That night we went to Tina's, a popular local restaurant in Brades. Myron tried the ginger wine, which was better than either of us expected. While there a middle aged white woman and an elderly black man sat down for dinner. She was very loud in a New York or New Jersey sort of way, he was barely audible. After we finished dinner and were waiting for our check she called to us to join them. What followed was an extremely uncomfortable experience. We told her where we were looking for properties and she insisted we were stupid. Her friend said we had to follow our dreams, and our dream couldn't be anyone else's. The banshee was just getting wound up and didn't hear a word of this. We finally extricated ourselves and bid her a good evening as congenially as we could, when we actually wanted to kindly request that she sacrifice herself to the volcano.
Our final day in Montserrat we had arranged for a snorkeling trip with Scuba Montserrat. Another guest arrived at Bunkum the night before and we offered to let her tag along. She did, and we had a delightful day. Our snorkeling trip wasn't until noon so we called Bill and Tina, who offered to take us to the top Garibaldi Hill where we could look down into Plymouth and over Fox's Bay. It was spectacular and very interesting to hear Bill talk about what had happened just since they had been there.
The snorkeling trip was fun, but it was overcast and the seas had been rough so visibility wasn't that good. At least the overcast skies kept it from being too hot. We stopped at Rendezvous Bay for lunch and we were all excited to see the tracks from sea turtles, who had come ashore to lay their eggs.
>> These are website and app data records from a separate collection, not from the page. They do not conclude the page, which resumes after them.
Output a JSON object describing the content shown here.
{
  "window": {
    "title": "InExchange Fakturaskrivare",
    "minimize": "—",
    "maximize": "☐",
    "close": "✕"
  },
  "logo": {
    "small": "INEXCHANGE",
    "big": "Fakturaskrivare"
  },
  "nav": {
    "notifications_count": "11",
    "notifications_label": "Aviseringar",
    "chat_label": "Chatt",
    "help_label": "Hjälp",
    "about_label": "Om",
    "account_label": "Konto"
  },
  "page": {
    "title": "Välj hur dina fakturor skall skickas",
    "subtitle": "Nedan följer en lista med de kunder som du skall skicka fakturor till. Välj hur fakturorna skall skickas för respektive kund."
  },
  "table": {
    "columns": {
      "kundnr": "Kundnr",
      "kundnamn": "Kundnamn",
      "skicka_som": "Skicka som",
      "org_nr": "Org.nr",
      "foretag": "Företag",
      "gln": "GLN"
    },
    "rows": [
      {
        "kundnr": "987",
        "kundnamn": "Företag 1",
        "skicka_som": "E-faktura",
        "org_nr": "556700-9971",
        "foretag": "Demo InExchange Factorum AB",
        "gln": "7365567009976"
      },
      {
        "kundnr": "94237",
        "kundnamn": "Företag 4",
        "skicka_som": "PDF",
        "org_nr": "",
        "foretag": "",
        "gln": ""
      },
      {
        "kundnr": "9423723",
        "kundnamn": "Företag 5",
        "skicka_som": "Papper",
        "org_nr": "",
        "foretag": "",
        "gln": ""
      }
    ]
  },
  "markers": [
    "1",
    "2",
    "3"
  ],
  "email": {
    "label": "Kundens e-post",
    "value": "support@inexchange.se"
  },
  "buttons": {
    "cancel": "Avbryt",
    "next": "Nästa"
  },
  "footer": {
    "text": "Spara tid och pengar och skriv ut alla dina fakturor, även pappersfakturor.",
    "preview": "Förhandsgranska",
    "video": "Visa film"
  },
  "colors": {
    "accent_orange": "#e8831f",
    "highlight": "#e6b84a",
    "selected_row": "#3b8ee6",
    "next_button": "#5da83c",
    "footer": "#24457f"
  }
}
We asked our guides where to go for dinner and they recommended Jumpin' Jack's, a restaurant which was run out of a couple's house (their restaurant was destroyed by the volcano). What we didn't know was we were supposed to call ahead, so when we arrived they were settled in for the evening. They very kindly offered to prepare dinner for us, which consisted of a tasty sauteed wahoo (a type of fish), fried plantains, and pigeon peas and rice. It was all good (if a little underseasoned) and very traditional local fare.
That night there was a tremendous thunderstorm that woke Myron up a few times. The next morning we woke to a thin layer of mud covering everything. The rainwater had run into fissures in the volcano and caused an explosion of ash. The ash continued after the rain finshed so it stuck to everything, leaving ashen mud everywhere. It was interesting to experience this and Myron was like a four year old with a new puppy. I was a little less enthusiastic.
The island vibe was very laid back and friendly, with an undercurrent of mild irritation. Everything takes a while on Montserrat, some things aren't available with any regularity, and the local politicians are corrupt in a way expected for any banana republic. Before we make any decision to move we would definitely spend more time there. And we didn't find any properties that thrilled both of us. Myron had one favorite, I had another, but either would have been a tremendous compromise. It's going to take something truly special to make us give up what we have in Charleston.